A “short sale” is a situation in which the seller owes more on the home than it is worth, and does not have the funds to come up with the difference at closing. In North Carolina, the seller must disclose that it is a short sale, and when an offer is made, both buyer and seller must sign a “Short Sale Addendum”. Once an offer is accepted by the seller, the listing agent submits it to the seller’s lender for approval. In rare circumstances this approval can happen quickly, but most often it takes several months, and even then the answer might be “no”. So it is possible to get a good deal on a short sale, but the lower the offer, the less chance that the lender will approve it, because the bank wants to recover as much of their money as possible. If you want certainty about when (or if) you will be able to actually occupy the property, setting your heart on a short sale can be extremely frustrating. The listing agent will try to keep you waiting by giving you hopeful updates, but oftentimes the process drags on indefinitely.

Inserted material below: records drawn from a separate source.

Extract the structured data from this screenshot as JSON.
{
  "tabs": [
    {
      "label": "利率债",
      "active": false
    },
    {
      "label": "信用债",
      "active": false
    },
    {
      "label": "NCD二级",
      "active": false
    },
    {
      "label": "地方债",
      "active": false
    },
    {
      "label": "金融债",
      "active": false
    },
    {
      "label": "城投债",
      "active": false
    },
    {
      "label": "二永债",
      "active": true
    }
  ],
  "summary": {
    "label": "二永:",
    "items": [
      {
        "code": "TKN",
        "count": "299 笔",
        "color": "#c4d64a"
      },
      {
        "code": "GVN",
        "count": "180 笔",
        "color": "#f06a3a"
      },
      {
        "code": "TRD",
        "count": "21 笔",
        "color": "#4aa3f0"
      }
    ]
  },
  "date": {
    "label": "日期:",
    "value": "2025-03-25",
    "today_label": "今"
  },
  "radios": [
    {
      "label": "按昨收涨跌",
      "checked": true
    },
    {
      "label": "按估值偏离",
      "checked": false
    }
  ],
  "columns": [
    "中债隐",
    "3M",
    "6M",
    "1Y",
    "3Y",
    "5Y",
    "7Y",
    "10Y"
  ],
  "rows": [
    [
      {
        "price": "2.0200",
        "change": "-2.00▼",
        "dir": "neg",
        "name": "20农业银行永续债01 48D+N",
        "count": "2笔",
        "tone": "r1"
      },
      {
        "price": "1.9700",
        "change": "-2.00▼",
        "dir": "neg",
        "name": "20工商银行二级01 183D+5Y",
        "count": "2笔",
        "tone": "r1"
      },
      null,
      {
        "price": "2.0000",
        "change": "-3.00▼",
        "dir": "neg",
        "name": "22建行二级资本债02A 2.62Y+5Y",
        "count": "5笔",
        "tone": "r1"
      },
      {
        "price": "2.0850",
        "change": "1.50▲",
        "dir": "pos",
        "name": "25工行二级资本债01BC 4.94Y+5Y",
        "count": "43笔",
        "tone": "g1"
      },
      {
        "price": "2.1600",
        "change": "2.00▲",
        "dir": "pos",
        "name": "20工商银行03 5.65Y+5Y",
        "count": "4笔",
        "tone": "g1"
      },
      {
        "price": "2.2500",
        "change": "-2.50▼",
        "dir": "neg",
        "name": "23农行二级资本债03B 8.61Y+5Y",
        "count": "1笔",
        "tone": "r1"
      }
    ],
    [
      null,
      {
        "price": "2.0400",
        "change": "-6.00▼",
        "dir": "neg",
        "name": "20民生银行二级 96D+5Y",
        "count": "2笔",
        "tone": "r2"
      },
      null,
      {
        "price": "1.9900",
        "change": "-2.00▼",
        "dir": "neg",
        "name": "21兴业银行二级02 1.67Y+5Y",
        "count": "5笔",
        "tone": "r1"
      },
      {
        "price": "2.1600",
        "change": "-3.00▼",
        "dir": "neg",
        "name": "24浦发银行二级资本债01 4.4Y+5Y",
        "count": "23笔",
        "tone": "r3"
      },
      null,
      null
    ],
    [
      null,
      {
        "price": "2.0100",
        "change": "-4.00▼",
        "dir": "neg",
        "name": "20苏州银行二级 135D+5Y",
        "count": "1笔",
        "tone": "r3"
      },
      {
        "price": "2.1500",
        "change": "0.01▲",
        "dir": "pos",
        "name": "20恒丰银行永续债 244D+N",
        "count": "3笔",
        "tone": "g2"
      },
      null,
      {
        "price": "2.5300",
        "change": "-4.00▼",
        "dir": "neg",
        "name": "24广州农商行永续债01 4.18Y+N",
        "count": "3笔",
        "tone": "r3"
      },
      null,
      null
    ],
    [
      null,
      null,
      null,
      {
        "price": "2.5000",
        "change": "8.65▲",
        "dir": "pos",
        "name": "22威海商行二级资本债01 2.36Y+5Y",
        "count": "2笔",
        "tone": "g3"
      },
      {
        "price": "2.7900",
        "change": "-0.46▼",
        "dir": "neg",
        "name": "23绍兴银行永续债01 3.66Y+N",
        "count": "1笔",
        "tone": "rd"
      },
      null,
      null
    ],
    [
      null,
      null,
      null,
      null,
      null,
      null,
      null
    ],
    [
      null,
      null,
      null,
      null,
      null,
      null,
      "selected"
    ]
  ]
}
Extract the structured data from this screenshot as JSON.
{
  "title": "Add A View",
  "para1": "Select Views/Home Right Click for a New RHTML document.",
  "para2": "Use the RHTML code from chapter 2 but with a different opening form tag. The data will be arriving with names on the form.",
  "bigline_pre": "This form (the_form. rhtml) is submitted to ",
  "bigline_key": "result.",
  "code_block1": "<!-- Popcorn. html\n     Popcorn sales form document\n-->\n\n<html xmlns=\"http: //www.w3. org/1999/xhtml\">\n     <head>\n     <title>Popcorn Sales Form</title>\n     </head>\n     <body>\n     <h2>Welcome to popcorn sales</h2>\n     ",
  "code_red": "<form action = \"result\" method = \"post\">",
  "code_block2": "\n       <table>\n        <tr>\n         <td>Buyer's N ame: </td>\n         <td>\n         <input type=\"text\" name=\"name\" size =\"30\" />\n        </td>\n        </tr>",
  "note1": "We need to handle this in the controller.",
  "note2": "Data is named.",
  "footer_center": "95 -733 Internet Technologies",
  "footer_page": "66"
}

My advice is to make your offer on the short sale property, knowing the addendum allows you to withdraw it at any time before it is accepted, and keep looking for another property. If your original offer gets accepted, you can celebrate. If you find a better property in the meantime, cancel your offer on the short sale property and buy the new one instead.
If a homeowner stops making mortgage payments, the bank will eventually foreclose on the property, taking ownership and listing it for sale with a real estate agent. At the beginning, the bank will price the property high, hoping to recover the amount owed. Then the bank will drop the price substantially every few months until it sells. The strategy is to understand the value of the property (see below) and make offers at or below that value regardless of the current list price. The bank will either accept the offer or say “no” (they rarely counter). If they say “no”, make another offer. Recently we submitted a $760,000 offer on a home listed at $850,000. The bank said “no”. We made another offer at $761,000, and the bank accepted it. You just need to get lucky by making the offer at the right time, when the bank has just reduced the list price or is about to. Since you do not know when that will be, just keep making offers.